A Ponoka senior is on the hook for a duct servicing bill that cost more than $1,000.
When Elsie Unger, 83, had a furnace cleaner call to offer and clean her small one story duplex in January, she thought it would be an ideal time to make it happen.
The next hour however, proved a time she wished she could forget after receiving a bill for $1,015.35 from Edmonton Indoor Clean Air.
The bill breakdown shows two separate charges:
$597.45 for duct cleaning and inspection;
$417.90 for a deluxe furnace and cleaning inspection package.
Upon seeing the first bill, Unger said the cost was too high, but was told there were several tasks done to clean the ducts. The bill checks off quite a few different tasks such as cleaning and conducting technical check ups.
“I told him my furnace and hot water tank had been checked. That didn’t matter. They just ignored it,” said Unger.
In an interview, company representative Kevin Cowan said they have been in the business for about 18 years and generally do work through word of mouth promotions. He declined to comment on this incident but said that duct work does not include the furnace and water heater cleaning, which is the second charge.

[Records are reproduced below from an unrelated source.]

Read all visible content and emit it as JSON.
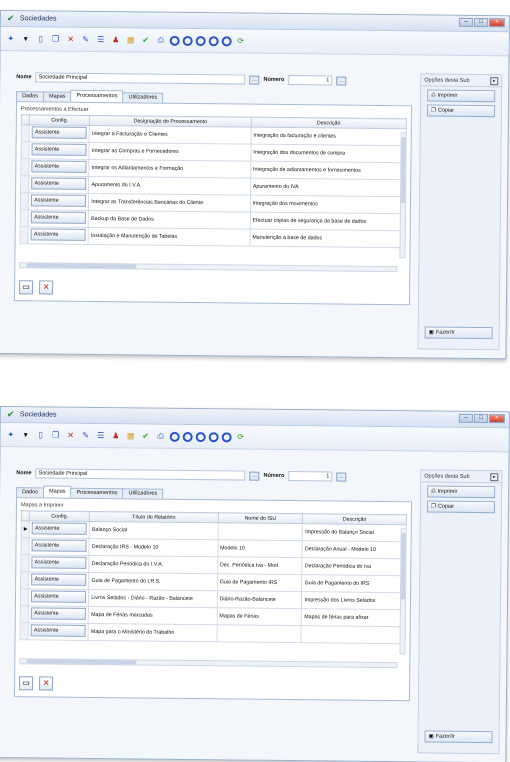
{
  "colors": {
    "accent": "#2a54c8",
    "delete": "#c8261c",
    "titlebar": "#d6e2f3"
  },
  "window1": {
    "title": "Sociedades",
    "name_label": "Nome",
    "name_value": "Sociedade Principal",
    "number_label": "Número",
    "number_value": "1",
    "tabs": [
      {
        "label": "Dados",
        "active": false
      },
      {
        "label": "Mapas",
        "active": false
      },
      {
        "label": "Processamentos",
        "active": true
      },
      {
        "label": "Utilizadores",
        "active": false
      }
    ],
    "panel_caption": "Processamentos a Efectuar",
    "columns": [
      "Config.",
      "Designação do Processamento",
      "Descrição"
    ],
    "rows": [
      {
        "config": "Assistente",
        "designacao": "Integrar a Facturação e Clientes",
        "descricao": "Integração da facturação e clientes"
      },
      {
        "config": "Assistente",
        "designacao": "Integrar as Compras e Fornecedores",
        "descricao": "Integração dos documentos de compra"
      },
      {
        "config": "Assistente",
        "designacao": "Integrar os Adiantamentos e Formação",
        "descricao": "Integração de adiantamentos e fornecimentos"
      },
      {
        "config": "Assistente",
        "designacao": "Apuramento do I.V.A.",
        "descricao": "Apuramento do IVA"
      },
      {
        "config": "Assistente",
        "designacao": "Integrar as Transferências Bancárias do Cliente",
        "descricao": "Integração dos movimentos"
      },
      {
        "config": "Assistente",
        "designacao": "Backup da Base de Dados",
        "descricao": "Efectuar cópias de segurança da base de dados"
      },
      {
        "config": "Assistente",
        "designacao": "Instalação e Manutenção de Tabelas",
        "descricao": "Manutenção à base de dados"
      }
    ],
    "side_header": "Opções desta Sub",
    "side_buttons": [
      "Imprimir",
      "Copiar"
    ],
    "side_bottom": "Fazer/Ir"
  },
  "window2": {
    "title": "Sociedades",
    "name_label": "Nome",
    "name_value": "Sociedade Principal",
    "number_label": "Número",
    "number_value": "1",
    "tabs": [
      {
        "label": "Dados",
        "active": false
      },
      {
        "label": "Mapas",
        "active": true
      },
      {
        "label": "Processamentos",
        "active": false
      },
      {
        "label": "Utilizadores",
        "active": false
      }
    ],
    "panel_caption": "Mapas a Imprimir",
    "columns": [
      "Config.",
      "Título do Relatório",
      "Nome do ISU",
      "Descrição"
    ],
    "rows": [
      {
        "config": "Assistente",
        "titulo": "Balanço Social",
        "nome": "",
        "descricao": "Impressão do Balanço Social"
      },
      {
        "config": "Assistente",
        "titulo": "Declaração IRS - Modelo 10",
        "nome": "Modelo 10",
        "descricao": "Declaração Anual - Modelo 10"
      },
      {
        "config": "Assistente",
        "titulo": "Declaração Periódica do I.V.A.",
        "nome": "Dec. Periódica Iva - Mod",
        "descricao": "Declaração Periódica do Iva"
      },
      {
        "config": "Assistente",
        "titulo": "Guia de Pagamento do I.R.S.",
        "nome": "Guia de Pagamento IRS",
        "descricao": "Guia de Pagamento do IRS"
      },
      {
        "config": "Assistente",
        "titulo": "Livros Selados - Diário - Razão - Balancete",
        "nome": "Diário-Razão-Balancete",
        "descricao": "Impressão dos Livros Selados"
      },
      {
        "config": "Assistente",
        "titulo": "Mapa de Férias marcadas",
        "nome": "Mapas de Férias",
        "descricao": "Mapas de férias para afixar"
      },
      {
        "config": "Assistente",
        "titulo": "Mapa para o Ministério do Trabalho",
        "nome": "",
        "descricao": ""
      }
    ],
    "side_header": "Opções desta Sub",
    "side_buttons": [
      "Imprimir",
      "Copiar"
    ],
    "side_bottom": "Fazer/Ir"
  },
  "icons": {
    "toolbar": [
      "new-icon",
      "dropdown-icon",
      "document-icon",
      "open-icon",
      "delete-icon",
      "edit-icon",
      "list-icon",
      "users-icon",
      "chart-icon",
      "check-icon",
      "print-icon",
      "circle-icon",
      "circle-icon",
      "circle-icon",
      "circle-icon",
      "circle-icon",
      "refresh-icon"
    ]
  }
}
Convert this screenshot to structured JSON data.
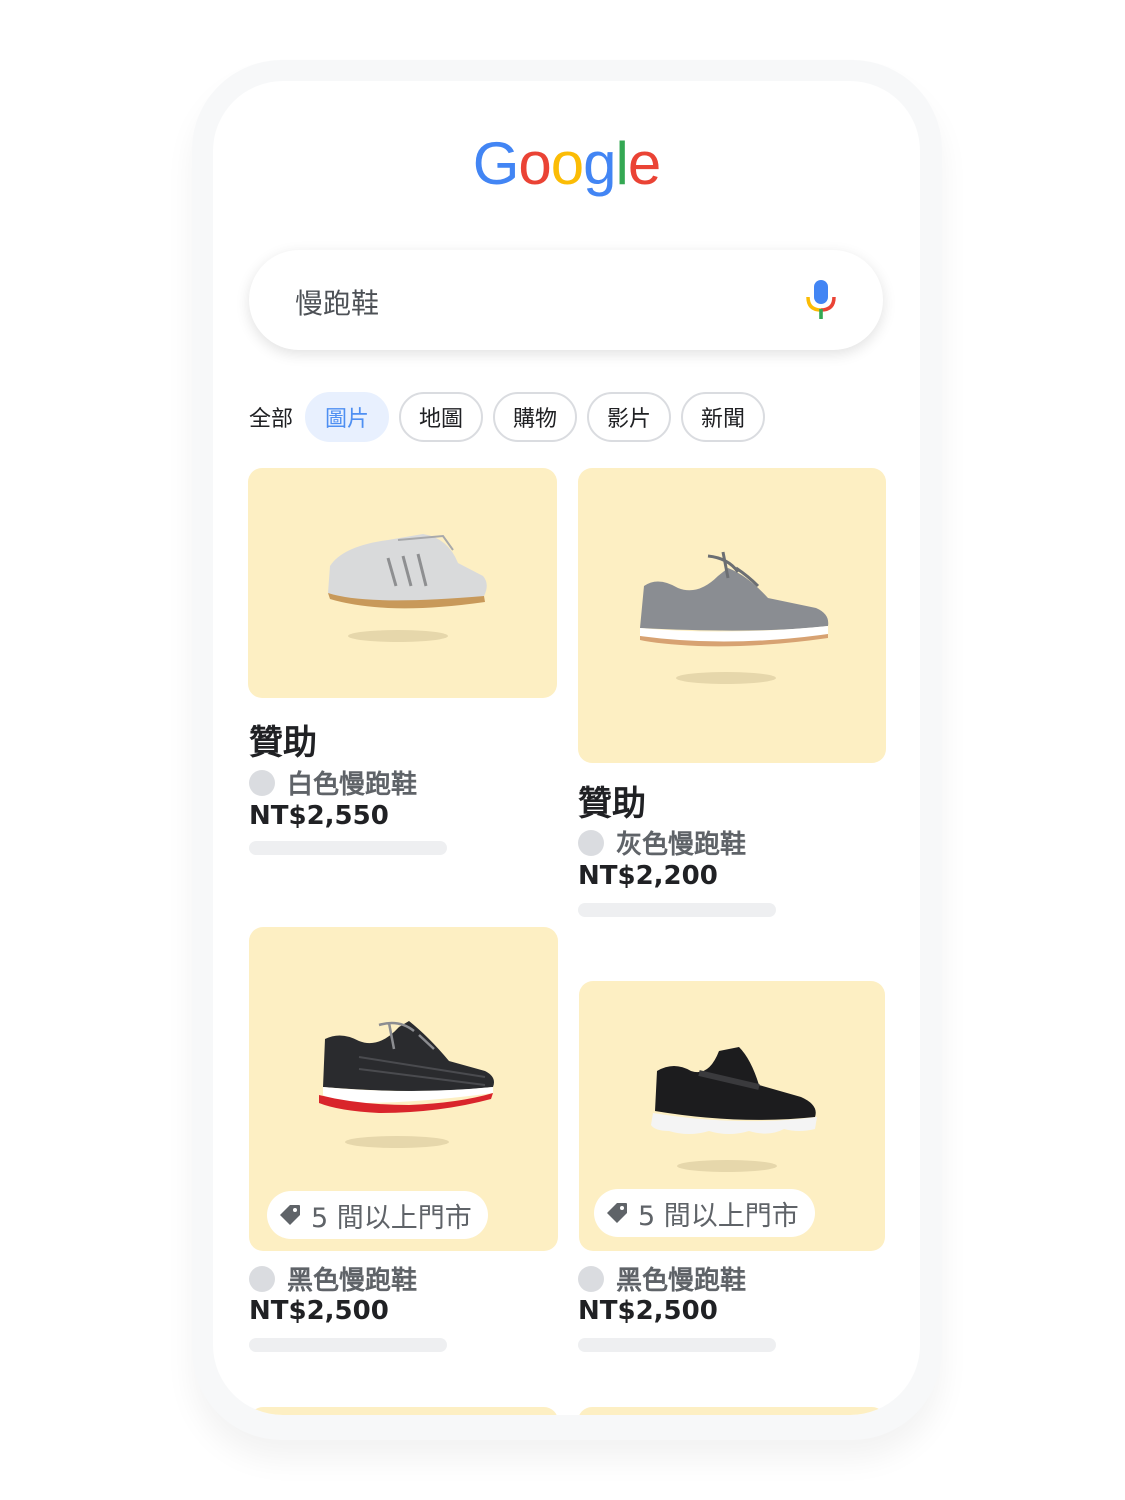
{
  "app": {
    "logo": [
      "G",
      "o",
      "o",
      "g",
      "l",
      "e"
    ],
    "logo_colors": [
      "#4285F4",
      "#EA4335",
      "#FBBC05",
      "#4285F4",
      "#34A853",
      "#EA4335"
    ]
  },
  "search": {
    "query": "慢跑鞋",
    "mic_icon": "microphone-icon"
  },
  "tabs": {
    "all_label": "全部",
    "chips": [
      "圖片",
      "地圖",
      "購物",
      "影片",
      "新聞"
    ],
    "active_chip": "圖片"
  },
  "products": [
    {
      "sponsored": "贊助",
      "store": "白色慢跑鞋",
      "price": "NT$2,550",
      "shoe": "white-running-shoe"
    },
    {
      "sponsored": "贊助",
      "store": "灰色慢跑鞋",
      "price": "NT$2,200",
      "shoe": "grey-running-shoe"
    },
    {
      "badge": "5 間以上門市",
      "store": "黑色慢跑鞋",
      "price": "NT$2,500",
      "shoe": "black-red-running-shoe"
    },
    {
      "badge": "5 間以上門市",
      "store": "黑色慢跑鞋",
      "price": "NT$2,500",
      "shoe": "black-slip-on-shoe"
    }
  ],
  "colors": {
    "card_background": "#fdefc3",
    "chip_active_bg": "#e8f0fe",
    "chip_active_text": "#4e8ff2"
  }
}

The base cost of the first charge is $349, which covers two to six hooks-ups, vacuum and air rake main ductwork and disinfectant. There is an additional $220 — and then GST at $28.45 — added, but no itemization as to what that extra cost covered. Cowan said he did not have the full work order but claimed anything in addition would most-likely be for fuel surcharge to get to the location or for aerator work or something similar.
Cowan added that all employees will explain the furnace and water heater cleaning charges before invoicing.
Unger said the furnace was cleaned last fall.
While there, the employee presented Unger with the second bill of $417 and she said it took her by surprise, and she didn’t realize what it meant. A check of her credit card bill showed the amount for two separate charges was collected and a further check of the invoice showed she had signed for both of them.
“I thought I better pay it all,” said Unger.
Friend Irene Rausch heard of the situation and offered to help. The two asked the police if they had any advice. Rausch said the police called the company to question them on the cost but said there was nothing illegal about the transaction.
A check of the company at the Edmonton Better Business Bureau (BBB), where it is a member, shows a similar complaint was filed in October, 2015. The complainant alleges an employee wrote out an authorization invoice for $576.45 and then wrote out the cheque amount and had the customer sign it. The amount charged was $994.35, which was $417.90 higher.
After a back and forth detailed on the BBB website, the customer was eventually refunded the second amount.
For her part Unger said she felt embarrassed after paying the extra charge. Her hope was to let people know to be fully informed when any contractor comes into a person’s home. After seeing the charge she changed her credit card number.
“I wanted to just forget it,” said Unger.
Cowan did say the company has done duct cleaning at her home in 2012.